Being a natural material, leather can have a lot of quirks to it. One of those quirks that get brought up often by leatherworkers that reach out to us, is the appearance of the backside of the leather. The back side of leather can sometimes have a longer nap, with what some describe as an almost fuzzy appearance. Folks that are making belts or even jewelry, may prefer to see a nice smooth back to their finished project as opposed to that fuzzy nap.
Smoothing the leather is something that can happen over time with use, or you can burnish the edge of the leather yourself by hand. The burnishing process recreates that smoothed, aged look that comes with time and wear. This process can be done with a number of tools as well as a handy product known by the awkward to pronounce name of Gum Tragacanth. Seriously, try to say it three times fast. We just call it "Gum" around here to sidestep the weird noises you may make while trying to say the second half.
Traditionally, Gum is used with a burnishing tool on the edges of leather products, like belts or wallets. It's how craftsmen make those softly rounded edges on their products that look all glossy and smooth. However, as leather jewelry (particularly leather earrings) grows in popularity, we have recommended this as a great product to seal and finish the backs and edges of jewelry so they have a smooth finish and create a higher-end look. Now that's not to say that the natural nap of the leather isn't lovely too! Some may really love the fuzzy, more natural look of the leather. This is really a point of preference as opposed to the correct way of doing something. But long story short, if you want that smooth look, applying Gum to the backside and edges of your leather will do just that!
You can apply Gum to wrangle in some of those little flyaway pieces that come up when you've cut your leather and give you lovely smooth edges. This can be done with a paintbrush or a fingertip for just a light coating. If you wanted a bit of shine over the whole back of your earring or piece, you could use apply Gum then rub it down with a wooden dowel, slicker, or bone folder as well.
If you're working with thicker leather, you can use a burnishing wheel or burnishing tool along with the Gum, to create a soft rounded edge to your piece. Just note that thinner, softer tempered leather edges don't take to be being burnished as thicker, stiffer temper leather does.
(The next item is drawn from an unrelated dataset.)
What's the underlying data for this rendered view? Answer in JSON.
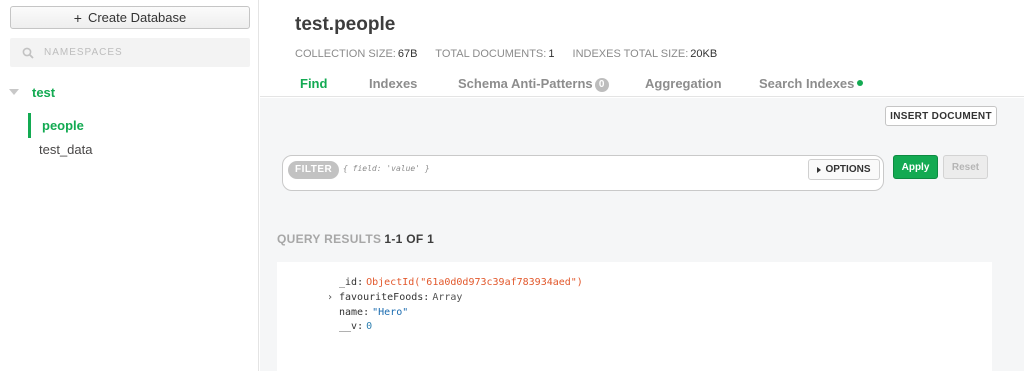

Those softer leathers would be the kind you simply apply Gum to on its own for smoothing, and not applying pressure to the edges.
Do you burnish or prefer that natural look? Let us know! Have a finished project you’d like to share with us? Tag us on social media with #theleatherguymn.